cover of Tell the Wind and Fire

Tell the Wind and Fire by Sarah Rees Brennan

Summary: In this near-future retelling of the Dickens classic “A Tale of Two Cities,” a deadly revolution breaks out in a New York City divided by light and dark magic.

Why We’re Excited: Okay, I have a confession to make. I’ve actually never read A Tale of Two Cities. My high school English teacher assigned Great Expectations instead. However, I have read Tell the Wind and Fire, courtesy of a review copy that made its way into my hands a few months ago, so I can assure you that it’s a great read even if you don’t really know the original material. (Something to do with twins and the French Revolution, I think? And possibly an old lady knitting in code.) There’s cool magic and an evil twin (or is he really?) and a pragmatic heroine who’s just doing her best to make sure the people she loves make it out alive. What’s not to enjoy? I’ve been following Sarah Rees Brennan’s career since The Demon’s Lexicon came out in 2009, and she has very rarely let me down.

 

icon of VeronicaDid I get you interested in reading one of these books? Just click the title of the one you want and the link will take you to the relevant page in the catalog. From there you can click the green “Place a Hold” button and you’re all set!
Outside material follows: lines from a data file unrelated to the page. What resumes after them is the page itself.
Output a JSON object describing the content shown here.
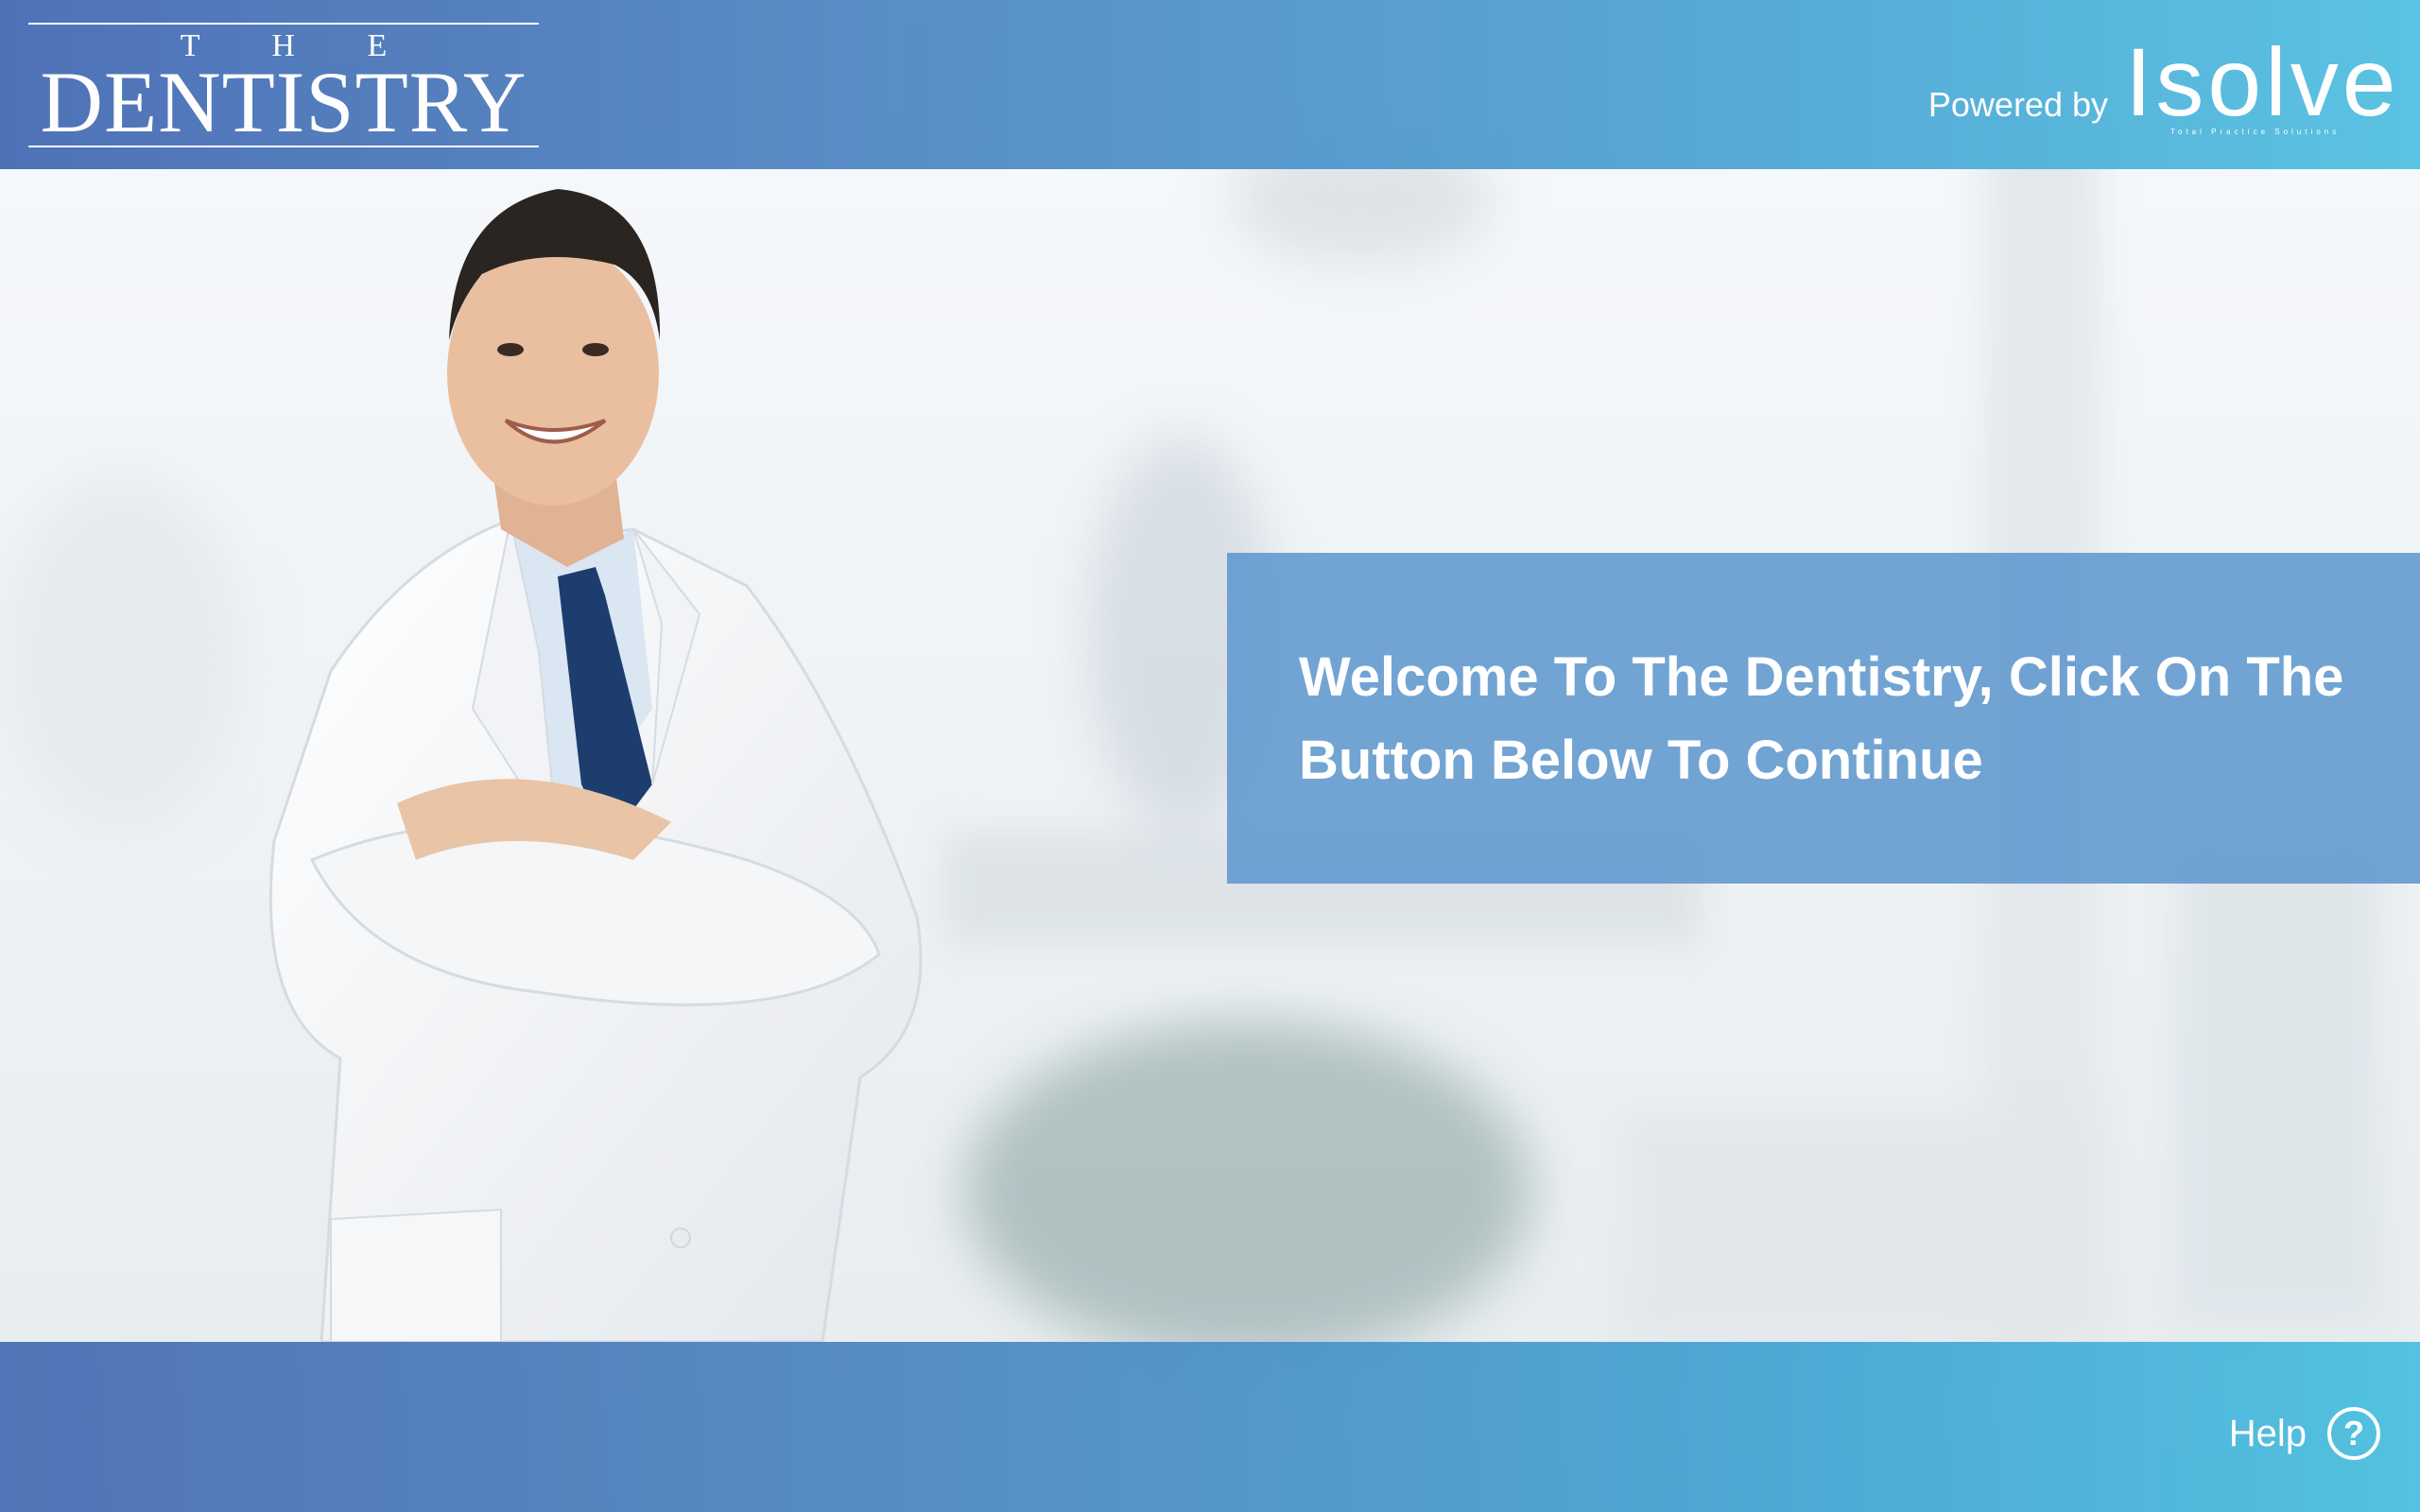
{
  "header": {
    "logo": {
      "top_word": "T H E",
      "main_word": "DENTISTRY"
    },
    "powered_by": "Powered by",
    "brand": {
      "name": "Isolve",
      "tagline": "Total Practice Solutions"
    }
  },
  "welcome": {
    "message": "Welcome To The Dentistry, Click On The Button Below To Continue"
  },
  "footer": {
    "help_label": "Help",
    "help_icon": "question-circle-icon"
  },
  "colors": {
    "header_start": "#4a6eb5",
    "header_end": "#55c2e2",
    "panel": "#5c96cd",
    "text": "#ffffff"
  }
}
Need a library card? Wondering how long you can borrow a book? Borrowing and Circulation information can be found here.

 

*”On the Radar” features book previews by Veronica, the Teen Librarian at the Dudley Branch, on the last Tuesday or Friday of every month.